Ayman al-Zawahiri, leader of al-Qaida, has heaped scorn on Hassan Nasrallah, chief of Lebanon-based Shiite extremist group Hezbollah, over the latter's intervention in the ongoing Syrian civil war.
The al-Qaida leader and world's most wanted terrorist said the Hezbollah's increasing military involvement in the Syrian conflict indicates Iran's attempts to promote its hegemony in the region.
Hezbollah has been perceived as the long arm of Iran and both have been supporting Syrian president Bashar al-Assad, who belongs to the Alawite-minority, an offshoot of Shiite Islam. Sunni extremists consider followers of Shiite Islam as infidels.

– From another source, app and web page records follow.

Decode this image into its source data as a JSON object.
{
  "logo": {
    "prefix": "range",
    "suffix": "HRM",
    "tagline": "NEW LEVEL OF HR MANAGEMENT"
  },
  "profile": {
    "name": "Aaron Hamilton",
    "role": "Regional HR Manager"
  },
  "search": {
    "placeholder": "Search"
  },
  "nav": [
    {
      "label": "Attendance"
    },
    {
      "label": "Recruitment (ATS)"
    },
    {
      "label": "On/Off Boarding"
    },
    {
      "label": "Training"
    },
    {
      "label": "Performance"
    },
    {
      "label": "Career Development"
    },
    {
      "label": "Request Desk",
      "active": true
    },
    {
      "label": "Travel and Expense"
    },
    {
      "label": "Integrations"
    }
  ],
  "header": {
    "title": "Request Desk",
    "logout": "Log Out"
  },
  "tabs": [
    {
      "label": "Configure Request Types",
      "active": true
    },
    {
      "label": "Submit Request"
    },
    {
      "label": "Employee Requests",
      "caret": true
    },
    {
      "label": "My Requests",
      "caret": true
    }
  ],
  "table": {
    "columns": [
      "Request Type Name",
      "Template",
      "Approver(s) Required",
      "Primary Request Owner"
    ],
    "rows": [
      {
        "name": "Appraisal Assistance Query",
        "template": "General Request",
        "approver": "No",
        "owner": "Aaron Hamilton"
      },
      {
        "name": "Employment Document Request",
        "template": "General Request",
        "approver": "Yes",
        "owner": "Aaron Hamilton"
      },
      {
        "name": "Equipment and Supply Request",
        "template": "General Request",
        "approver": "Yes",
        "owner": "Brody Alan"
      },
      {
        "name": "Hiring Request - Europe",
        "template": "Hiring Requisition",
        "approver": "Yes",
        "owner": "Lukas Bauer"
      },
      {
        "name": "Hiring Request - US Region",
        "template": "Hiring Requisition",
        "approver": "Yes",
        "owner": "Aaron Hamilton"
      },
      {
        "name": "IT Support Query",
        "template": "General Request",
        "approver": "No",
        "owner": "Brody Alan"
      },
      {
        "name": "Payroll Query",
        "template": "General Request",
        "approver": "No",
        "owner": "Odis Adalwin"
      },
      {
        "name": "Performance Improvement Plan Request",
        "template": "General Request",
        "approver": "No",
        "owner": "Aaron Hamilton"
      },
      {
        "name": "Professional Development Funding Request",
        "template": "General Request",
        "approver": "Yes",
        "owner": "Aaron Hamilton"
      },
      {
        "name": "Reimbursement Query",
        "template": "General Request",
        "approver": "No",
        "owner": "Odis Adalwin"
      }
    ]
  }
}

"It has become clear to the Muslim nation that he [Nasrallah] is but a tool in the Safavid, rejectionist project which seeks to impose the authority of Shiite jurisprudence ... on the nation of Islam through slaughter, repression, torture and by supporting one of the most corrupt, tyrannical and criminal regimes," said Zawahiri, according to an audio recording released by an Islamist website, reports Reuters.
The authenticity of the voice could not be independently verified.
The uprising-turned-civil war in Syria against Assad is increasingly becoming a Shiite-Sunni conflict. Assad's regime and its supporters have been accusing the rebels of obtaining help from al-Qaida-linked groups in the region.
Meanwhile, Zawahiri has also taken the opportunity to criticise the US over the plight of Guantanamo Bay prisoners.
The militant leader pledged he would spare no efforts to free the inmates. "We pledge to God that we will spare no effort to free all our prisoners, on top of whom are Omar Abdel Rahman, Aafia Siddiqui, Khaled Sheikh Mohammed and every oppressed Muslim everywhere ...," he said in a reference to the insurgents held by Washington.
Al-Qaida recently staged a huge jailbreak in Iraq during which more than 500 inmates fled.